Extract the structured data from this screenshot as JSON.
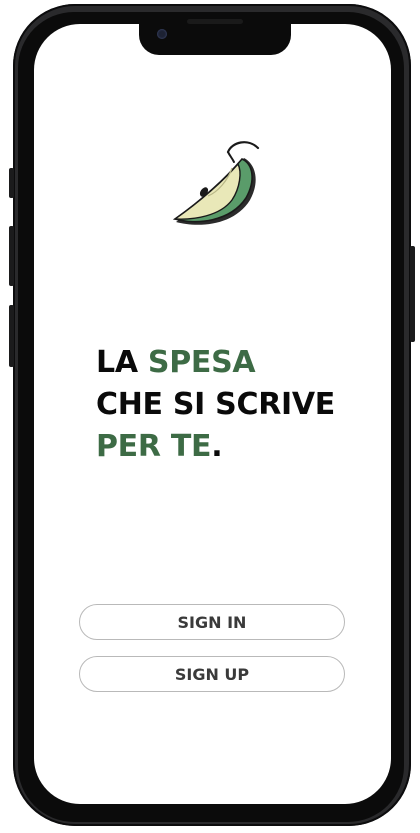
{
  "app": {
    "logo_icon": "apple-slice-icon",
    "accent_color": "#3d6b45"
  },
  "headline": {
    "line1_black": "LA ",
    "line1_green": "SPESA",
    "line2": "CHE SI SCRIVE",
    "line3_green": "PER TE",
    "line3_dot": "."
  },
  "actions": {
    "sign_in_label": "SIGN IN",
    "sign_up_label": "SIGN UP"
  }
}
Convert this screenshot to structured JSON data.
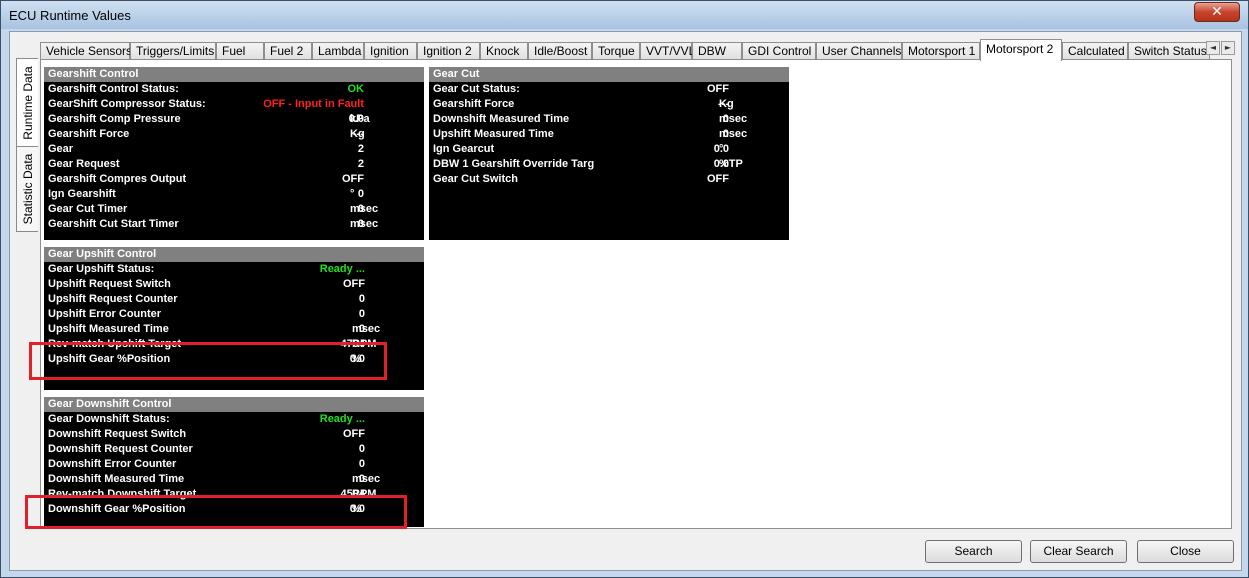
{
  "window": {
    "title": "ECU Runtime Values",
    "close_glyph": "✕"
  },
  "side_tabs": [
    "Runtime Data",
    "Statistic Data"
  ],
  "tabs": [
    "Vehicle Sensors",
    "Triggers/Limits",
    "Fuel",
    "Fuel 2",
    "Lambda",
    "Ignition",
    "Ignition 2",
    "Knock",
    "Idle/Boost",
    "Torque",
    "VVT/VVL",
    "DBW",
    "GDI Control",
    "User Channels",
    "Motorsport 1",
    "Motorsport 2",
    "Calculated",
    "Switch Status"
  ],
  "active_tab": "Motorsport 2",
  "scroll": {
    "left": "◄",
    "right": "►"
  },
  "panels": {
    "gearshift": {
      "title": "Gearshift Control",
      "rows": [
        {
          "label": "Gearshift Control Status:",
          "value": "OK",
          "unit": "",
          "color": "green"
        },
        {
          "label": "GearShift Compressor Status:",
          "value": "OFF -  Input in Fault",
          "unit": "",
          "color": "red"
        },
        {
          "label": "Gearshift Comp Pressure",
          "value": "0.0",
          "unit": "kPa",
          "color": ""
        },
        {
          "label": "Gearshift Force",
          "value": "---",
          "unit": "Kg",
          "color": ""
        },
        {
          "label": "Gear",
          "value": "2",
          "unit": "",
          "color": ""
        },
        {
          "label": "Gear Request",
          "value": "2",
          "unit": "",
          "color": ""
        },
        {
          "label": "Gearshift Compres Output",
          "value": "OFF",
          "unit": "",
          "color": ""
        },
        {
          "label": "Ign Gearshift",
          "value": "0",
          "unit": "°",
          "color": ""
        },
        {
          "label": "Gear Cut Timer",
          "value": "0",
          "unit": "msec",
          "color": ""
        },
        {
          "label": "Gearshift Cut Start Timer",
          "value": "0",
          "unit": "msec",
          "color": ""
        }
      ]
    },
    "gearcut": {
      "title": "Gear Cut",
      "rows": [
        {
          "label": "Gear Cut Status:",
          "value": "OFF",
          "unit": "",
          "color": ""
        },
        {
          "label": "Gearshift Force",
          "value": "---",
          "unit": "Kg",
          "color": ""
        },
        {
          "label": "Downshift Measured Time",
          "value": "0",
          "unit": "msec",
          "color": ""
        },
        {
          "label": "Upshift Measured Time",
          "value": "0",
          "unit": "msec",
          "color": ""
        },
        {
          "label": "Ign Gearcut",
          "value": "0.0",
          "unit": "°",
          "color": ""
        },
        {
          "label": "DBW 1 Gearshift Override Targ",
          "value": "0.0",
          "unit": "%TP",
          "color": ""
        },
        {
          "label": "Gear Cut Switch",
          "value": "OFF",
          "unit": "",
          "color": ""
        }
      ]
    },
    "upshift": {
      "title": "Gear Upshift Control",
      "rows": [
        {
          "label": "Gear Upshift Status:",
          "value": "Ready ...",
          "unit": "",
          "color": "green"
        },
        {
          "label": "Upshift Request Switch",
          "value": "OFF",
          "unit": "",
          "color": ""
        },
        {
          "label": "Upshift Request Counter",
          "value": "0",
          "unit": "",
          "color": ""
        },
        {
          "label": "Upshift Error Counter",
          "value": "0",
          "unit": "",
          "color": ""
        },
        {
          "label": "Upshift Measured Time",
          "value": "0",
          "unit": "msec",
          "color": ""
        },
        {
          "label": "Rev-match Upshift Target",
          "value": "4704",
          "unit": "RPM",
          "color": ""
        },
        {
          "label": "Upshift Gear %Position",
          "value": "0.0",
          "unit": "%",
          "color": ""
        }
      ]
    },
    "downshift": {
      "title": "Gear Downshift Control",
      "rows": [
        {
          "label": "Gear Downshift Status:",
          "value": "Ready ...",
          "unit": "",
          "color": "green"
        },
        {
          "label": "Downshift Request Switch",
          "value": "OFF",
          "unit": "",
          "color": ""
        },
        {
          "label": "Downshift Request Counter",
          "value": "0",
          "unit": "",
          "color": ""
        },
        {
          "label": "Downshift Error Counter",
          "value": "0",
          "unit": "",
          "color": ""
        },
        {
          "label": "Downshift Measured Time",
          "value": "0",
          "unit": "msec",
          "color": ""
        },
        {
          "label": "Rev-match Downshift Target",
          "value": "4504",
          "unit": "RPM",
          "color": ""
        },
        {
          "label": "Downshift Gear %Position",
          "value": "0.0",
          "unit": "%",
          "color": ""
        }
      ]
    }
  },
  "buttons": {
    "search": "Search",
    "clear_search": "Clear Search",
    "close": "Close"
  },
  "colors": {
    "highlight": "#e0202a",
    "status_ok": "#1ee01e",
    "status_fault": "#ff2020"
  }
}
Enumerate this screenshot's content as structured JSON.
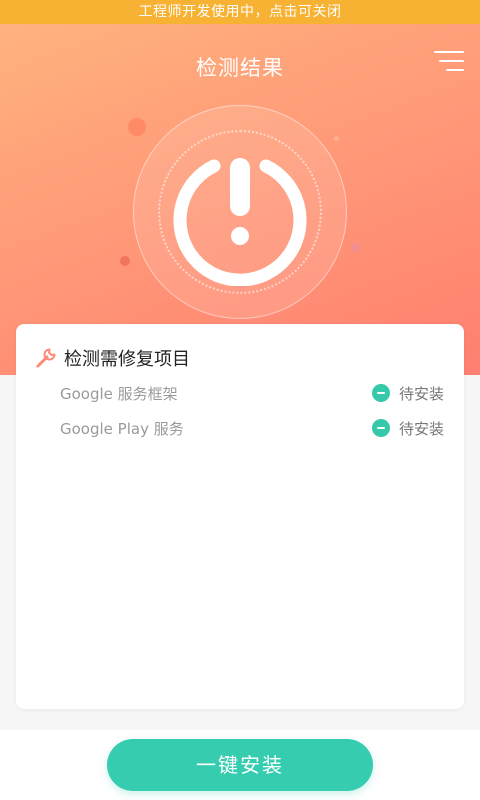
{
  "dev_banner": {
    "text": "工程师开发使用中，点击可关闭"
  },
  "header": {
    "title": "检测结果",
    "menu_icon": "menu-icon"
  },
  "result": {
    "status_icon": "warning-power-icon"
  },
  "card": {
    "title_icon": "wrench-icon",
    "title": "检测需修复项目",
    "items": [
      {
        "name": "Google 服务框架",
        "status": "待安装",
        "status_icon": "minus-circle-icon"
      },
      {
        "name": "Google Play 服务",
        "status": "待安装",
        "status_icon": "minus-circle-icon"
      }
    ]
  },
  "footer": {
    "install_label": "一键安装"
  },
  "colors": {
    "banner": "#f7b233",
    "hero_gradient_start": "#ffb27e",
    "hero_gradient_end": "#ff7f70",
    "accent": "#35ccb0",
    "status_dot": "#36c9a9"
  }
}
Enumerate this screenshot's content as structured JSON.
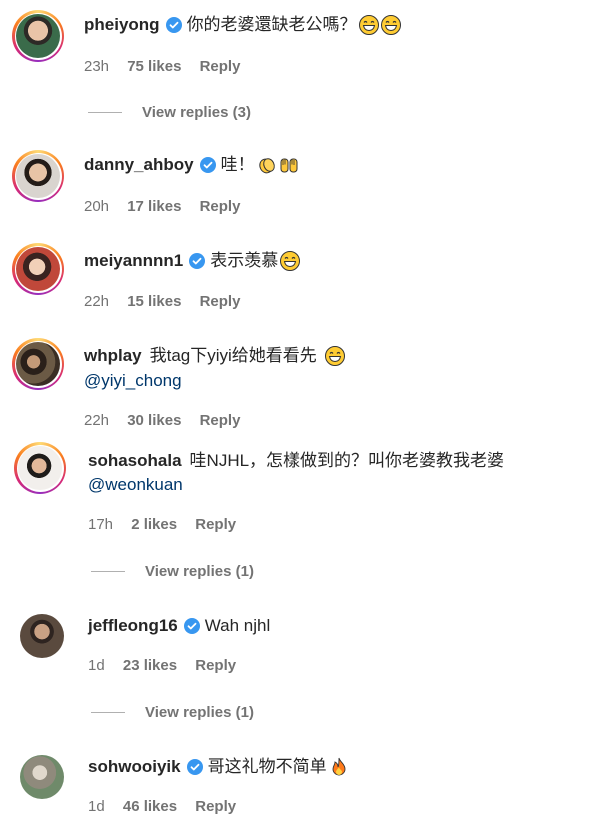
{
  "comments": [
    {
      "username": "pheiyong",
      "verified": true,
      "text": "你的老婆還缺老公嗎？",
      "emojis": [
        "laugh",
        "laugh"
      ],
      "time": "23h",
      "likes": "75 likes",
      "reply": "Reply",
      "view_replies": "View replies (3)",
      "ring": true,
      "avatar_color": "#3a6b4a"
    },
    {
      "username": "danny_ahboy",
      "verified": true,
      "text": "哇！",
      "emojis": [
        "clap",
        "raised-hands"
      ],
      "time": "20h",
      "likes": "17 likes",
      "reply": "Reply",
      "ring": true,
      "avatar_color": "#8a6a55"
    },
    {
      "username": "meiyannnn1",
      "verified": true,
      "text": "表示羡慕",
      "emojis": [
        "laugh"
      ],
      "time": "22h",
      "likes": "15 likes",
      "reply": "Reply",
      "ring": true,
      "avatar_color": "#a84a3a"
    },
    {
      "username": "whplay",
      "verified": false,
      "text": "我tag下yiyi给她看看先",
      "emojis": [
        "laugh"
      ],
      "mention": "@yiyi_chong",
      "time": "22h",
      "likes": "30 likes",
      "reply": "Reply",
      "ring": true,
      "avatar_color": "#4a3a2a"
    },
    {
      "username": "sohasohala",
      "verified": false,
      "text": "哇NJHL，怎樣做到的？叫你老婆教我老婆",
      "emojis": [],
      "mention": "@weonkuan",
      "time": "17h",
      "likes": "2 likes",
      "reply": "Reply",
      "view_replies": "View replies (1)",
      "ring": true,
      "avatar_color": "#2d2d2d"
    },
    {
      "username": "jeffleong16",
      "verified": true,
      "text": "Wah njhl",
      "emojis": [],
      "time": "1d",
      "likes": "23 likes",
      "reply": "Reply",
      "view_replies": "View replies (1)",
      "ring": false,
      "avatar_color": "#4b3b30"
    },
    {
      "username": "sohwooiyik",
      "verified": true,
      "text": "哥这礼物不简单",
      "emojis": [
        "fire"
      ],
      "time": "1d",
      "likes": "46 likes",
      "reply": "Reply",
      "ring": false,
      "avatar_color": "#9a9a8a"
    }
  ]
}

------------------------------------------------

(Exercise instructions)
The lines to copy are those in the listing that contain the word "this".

(Exercise result)
Extract the structured data from this screenshot as JSON.
Convert this screenshot to structured JSON data.
Enumerate this screenshot's content as structured JSON.
Enumerate this screenshot's content as structured JSON.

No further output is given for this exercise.